"She's the girl everyone wants to be," says Christopher Bailey, creative director of Burberry and the first designer to cast model Agyness Deyn in a global advertising campaign. "She's free-spirited and always stands out from the crowd." Deyn, 22, who says she was "spotted" wandering around London's Kentish Town, has landed in fashion's white-hot spotlight not only because of her unique androgynous look but also her funky personal style. She'll show up at any number of advertising shoots (Burberry, Armani, Galliano) or fashion shows in her signature nonchalant mix of a plaid blazer worn over a 1920s-vintage dress. "I've always been into fashion, always changing the way I looked, ripping up and putting stuff together," she says.
Growing up in Littleborough, a suburb of Manchester, Deyn never dreamed she would land on the cover of a magazine, not to mention have a handbag named after her (Mulberry's putty-colored Agyness bag). But Deyn caught the fashion bug early on, switching her hair color from pink to blue on a whim and ultimately even changing her name from Laura Hollins to something that would stand out, just like her. She took her style cues from guys, not girls. "The whole punk, skinhead thing really inspired me," she says. "I loved models like Stella Tennant with her nose rings and Karen Elson with her red hair and shaved eyebrows."

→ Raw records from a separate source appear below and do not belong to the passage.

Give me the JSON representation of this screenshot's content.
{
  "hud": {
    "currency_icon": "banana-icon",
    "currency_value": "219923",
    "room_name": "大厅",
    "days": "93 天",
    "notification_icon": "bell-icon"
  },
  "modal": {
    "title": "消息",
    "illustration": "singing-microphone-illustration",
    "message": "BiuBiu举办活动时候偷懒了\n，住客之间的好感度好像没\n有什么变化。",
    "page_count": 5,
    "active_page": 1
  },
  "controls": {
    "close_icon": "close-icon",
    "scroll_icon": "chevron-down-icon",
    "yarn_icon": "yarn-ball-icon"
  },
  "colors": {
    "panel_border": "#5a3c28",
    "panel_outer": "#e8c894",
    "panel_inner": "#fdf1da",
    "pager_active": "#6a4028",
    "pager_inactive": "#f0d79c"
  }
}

Despite the fact that her first professional foray into fashion landed her at the top (the November 2006 cover of Italian Vogue with photographer Steven Meisel), Deyn remains remarkably grounded. "Sometimes I wonder how the hell I got here," she says with a shrug. "I got lucky, I guess, though I still feel like the kid in the Dr. Martens boots that I was when I started." She owes a lot of her perspective to the fact that she didn't begin modeling until she was 18. "I had already worked as a cleaner, a waitress and behind the counter in a chip shop, so I sort of knew who I was and who I wanted to be," she says.
Last year Deyn was named British Fashion Council model of the year. "It was just amazing to win, and it's a very nice lump of glass. I gave it to my mum," says Deyn. At the awards ceremony, guests were surprised to see Deyn talking on her cell phone as she stepped up to the podium. "I was actually on the phone to my mum when they announced it," she says with a laugh. "I just kept her on the phone and went up to collect it. I don't think she gets what I do, so it was really exciting to share it with her."
Modeling, Deyn says, "is kind of like silent-movie acting." Now Deyn, who plays in a band appropriately named the Lucky Knitwear, has her eye on a future in film. "I'd love Shane Meadows [director of This Is England] to call me up!" she says. Until then, Deyn is not taking anything for granted. "Sometimes I'm a funky frock lady, and other times I just go to the opposite character that the clothes dictate. I like to have fun."